■ What needs to be done:
State only the number of lines below where the word "JSON" is found.

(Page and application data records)
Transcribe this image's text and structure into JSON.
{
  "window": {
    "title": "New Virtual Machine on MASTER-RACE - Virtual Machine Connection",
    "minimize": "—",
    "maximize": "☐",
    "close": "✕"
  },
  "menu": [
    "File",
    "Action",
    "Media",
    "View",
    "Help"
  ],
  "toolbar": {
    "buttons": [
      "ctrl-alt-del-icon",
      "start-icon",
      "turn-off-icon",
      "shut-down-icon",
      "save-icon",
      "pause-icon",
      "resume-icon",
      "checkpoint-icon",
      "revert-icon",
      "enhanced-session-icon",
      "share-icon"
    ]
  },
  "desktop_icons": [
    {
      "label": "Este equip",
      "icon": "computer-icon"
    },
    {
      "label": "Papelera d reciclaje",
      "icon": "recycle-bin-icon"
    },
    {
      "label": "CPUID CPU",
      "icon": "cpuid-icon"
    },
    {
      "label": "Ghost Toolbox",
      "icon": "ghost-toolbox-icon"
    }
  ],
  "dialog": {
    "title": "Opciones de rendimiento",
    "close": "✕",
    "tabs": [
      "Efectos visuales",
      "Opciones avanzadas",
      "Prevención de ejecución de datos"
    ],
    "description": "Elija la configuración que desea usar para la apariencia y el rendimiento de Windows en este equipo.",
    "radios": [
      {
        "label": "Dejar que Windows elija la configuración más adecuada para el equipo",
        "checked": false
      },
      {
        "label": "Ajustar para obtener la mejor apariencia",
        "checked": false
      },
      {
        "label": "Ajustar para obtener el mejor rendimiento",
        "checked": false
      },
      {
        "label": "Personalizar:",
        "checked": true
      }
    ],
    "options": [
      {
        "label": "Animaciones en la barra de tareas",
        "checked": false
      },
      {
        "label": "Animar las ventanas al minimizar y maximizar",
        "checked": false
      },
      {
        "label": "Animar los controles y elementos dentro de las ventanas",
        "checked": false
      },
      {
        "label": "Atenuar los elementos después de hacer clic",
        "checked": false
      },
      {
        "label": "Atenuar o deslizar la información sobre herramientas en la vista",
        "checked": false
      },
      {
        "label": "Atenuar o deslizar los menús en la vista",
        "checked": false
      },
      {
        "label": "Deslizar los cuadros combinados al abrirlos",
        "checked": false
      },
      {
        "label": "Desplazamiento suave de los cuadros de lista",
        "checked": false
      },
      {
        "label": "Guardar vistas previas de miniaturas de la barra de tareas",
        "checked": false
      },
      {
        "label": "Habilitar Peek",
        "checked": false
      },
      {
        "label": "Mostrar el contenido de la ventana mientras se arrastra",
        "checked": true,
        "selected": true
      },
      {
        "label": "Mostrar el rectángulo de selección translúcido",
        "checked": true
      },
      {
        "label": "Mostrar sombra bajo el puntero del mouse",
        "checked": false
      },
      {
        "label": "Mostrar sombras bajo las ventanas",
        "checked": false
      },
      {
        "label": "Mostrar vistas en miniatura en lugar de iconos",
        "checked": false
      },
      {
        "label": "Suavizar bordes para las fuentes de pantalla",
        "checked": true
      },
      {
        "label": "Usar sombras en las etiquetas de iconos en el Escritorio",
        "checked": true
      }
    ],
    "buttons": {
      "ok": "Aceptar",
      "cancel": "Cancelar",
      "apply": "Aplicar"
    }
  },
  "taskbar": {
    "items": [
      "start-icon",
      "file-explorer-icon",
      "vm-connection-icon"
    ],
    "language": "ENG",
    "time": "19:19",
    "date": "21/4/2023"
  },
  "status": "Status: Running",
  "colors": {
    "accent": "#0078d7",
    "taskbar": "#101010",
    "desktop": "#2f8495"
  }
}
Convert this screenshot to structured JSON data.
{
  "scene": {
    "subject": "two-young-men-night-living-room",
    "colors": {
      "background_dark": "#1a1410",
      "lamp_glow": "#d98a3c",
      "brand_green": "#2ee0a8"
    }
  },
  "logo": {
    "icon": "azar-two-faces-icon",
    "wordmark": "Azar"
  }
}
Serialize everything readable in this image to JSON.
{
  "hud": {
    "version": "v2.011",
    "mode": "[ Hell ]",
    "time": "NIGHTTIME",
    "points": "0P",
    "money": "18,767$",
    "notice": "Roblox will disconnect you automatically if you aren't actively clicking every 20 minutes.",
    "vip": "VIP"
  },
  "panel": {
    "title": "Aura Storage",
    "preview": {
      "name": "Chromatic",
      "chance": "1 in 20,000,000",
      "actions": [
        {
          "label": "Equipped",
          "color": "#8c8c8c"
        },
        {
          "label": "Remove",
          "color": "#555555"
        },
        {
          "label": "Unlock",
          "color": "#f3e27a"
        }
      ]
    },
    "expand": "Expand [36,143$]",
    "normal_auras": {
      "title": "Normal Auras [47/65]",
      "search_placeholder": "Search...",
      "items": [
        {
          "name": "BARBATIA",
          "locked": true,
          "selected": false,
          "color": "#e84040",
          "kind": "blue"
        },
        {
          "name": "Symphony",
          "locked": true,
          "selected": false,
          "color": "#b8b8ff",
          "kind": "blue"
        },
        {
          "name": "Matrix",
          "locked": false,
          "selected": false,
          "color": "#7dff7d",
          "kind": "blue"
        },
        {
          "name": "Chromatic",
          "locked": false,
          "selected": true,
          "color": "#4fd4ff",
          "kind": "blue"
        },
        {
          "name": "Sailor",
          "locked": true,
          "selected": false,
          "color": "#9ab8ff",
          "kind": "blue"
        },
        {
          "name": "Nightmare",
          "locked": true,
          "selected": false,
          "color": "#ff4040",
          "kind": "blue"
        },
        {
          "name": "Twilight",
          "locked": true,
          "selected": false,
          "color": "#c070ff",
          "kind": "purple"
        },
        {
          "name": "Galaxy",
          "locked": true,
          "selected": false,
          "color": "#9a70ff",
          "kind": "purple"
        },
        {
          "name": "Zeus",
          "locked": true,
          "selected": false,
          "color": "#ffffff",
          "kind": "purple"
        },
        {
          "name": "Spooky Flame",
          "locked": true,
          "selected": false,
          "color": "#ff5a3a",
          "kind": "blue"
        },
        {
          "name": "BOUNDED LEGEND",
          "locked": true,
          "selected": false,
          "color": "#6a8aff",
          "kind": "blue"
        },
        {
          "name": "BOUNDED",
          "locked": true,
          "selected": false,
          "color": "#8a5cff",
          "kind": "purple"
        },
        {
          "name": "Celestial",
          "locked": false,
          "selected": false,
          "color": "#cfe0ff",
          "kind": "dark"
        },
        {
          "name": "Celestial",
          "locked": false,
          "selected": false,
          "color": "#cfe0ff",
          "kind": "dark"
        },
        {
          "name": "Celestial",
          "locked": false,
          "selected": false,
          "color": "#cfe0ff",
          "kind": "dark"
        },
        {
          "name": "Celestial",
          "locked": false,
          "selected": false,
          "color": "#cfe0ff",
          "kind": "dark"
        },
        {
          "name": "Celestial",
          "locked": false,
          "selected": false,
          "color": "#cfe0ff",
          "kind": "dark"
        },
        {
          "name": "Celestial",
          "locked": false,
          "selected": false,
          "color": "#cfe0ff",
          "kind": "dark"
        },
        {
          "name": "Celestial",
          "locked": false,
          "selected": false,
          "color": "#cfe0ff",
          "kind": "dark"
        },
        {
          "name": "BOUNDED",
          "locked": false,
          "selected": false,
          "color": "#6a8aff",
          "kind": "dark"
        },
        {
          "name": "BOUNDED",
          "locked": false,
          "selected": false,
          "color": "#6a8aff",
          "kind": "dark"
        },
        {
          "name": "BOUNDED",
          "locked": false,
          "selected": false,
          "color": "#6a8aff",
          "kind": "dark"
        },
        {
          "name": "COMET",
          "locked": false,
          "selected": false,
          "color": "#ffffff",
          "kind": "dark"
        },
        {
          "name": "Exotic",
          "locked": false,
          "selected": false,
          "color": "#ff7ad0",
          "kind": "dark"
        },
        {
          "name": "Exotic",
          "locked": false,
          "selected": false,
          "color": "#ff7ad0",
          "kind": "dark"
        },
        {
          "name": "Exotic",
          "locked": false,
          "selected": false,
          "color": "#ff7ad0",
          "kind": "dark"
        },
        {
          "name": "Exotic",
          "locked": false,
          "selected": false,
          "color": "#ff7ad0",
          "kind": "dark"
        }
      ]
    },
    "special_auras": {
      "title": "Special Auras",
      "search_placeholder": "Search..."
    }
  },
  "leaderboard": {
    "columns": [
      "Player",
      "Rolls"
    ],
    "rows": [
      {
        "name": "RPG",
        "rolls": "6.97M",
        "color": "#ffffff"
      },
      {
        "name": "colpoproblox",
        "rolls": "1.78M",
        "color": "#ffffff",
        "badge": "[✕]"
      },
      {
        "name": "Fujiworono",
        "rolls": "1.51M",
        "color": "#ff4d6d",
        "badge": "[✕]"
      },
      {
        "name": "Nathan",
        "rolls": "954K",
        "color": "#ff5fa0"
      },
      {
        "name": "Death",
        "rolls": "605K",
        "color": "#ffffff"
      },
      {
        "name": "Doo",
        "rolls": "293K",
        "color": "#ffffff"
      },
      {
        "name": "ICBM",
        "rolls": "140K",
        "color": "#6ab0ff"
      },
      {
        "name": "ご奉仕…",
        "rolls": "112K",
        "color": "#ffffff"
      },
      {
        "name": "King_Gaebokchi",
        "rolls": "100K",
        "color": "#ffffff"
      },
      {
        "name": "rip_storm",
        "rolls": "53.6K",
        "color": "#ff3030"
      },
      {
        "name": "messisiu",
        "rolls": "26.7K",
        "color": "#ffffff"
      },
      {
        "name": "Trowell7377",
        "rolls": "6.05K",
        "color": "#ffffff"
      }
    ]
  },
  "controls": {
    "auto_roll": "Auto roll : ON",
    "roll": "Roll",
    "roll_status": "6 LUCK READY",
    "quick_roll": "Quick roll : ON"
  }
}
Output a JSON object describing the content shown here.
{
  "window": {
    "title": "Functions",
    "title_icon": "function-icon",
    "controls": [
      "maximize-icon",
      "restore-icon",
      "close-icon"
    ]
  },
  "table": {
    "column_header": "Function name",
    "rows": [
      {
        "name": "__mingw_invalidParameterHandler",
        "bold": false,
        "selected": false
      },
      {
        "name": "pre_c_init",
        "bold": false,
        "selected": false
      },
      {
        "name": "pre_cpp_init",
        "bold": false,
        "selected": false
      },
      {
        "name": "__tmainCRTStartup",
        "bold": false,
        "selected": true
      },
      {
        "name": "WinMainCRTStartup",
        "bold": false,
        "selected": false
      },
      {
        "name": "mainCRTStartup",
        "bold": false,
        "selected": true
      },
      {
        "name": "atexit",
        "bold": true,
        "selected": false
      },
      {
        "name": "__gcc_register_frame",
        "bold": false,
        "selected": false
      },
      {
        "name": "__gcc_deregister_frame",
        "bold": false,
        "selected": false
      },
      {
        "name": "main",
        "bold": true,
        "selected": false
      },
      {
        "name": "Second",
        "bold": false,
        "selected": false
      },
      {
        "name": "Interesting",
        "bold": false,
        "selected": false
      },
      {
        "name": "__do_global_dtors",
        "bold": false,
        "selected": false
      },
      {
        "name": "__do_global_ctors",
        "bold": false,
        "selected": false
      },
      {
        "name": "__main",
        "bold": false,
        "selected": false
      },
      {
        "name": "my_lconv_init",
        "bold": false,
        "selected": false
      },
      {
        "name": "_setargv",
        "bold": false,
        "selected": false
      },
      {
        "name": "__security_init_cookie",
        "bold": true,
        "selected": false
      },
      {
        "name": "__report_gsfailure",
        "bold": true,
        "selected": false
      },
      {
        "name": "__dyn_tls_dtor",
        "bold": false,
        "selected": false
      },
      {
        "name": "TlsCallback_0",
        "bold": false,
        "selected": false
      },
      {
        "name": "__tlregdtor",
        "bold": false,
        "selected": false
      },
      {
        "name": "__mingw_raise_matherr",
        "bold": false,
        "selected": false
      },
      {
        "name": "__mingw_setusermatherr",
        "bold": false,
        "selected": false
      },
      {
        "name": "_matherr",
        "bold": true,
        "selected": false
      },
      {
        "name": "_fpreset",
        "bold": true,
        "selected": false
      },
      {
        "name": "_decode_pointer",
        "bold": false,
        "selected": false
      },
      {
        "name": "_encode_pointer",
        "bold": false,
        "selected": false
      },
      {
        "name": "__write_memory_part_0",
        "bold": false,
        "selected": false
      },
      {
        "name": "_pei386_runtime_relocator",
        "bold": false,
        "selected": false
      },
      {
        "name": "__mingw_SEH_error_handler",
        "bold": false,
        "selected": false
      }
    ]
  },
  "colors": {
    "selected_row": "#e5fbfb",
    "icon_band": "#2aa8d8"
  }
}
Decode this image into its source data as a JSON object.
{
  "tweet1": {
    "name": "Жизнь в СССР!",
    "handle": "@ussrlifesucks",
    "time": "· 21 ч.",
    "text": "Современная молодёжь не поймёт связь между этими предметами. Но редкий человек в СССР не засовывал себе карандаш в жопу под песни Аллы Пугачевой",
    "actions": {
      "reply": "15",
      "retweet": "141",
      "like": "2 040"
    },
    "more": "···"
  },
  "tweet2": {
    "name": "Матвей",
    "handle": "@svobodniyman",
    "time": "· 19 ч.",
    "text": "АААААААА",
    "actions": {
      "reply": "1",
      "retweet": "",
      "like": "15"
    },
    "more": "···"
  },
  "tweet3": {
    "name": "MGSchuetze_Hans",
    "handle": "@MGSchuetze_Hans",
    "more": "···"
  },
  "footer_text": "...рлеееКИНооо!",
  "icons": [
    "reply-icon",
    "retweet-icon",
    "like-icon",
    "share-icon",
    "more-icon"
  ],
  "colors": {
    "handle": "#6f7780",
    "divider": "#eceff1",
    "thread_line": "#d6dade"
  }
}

■ Response:
5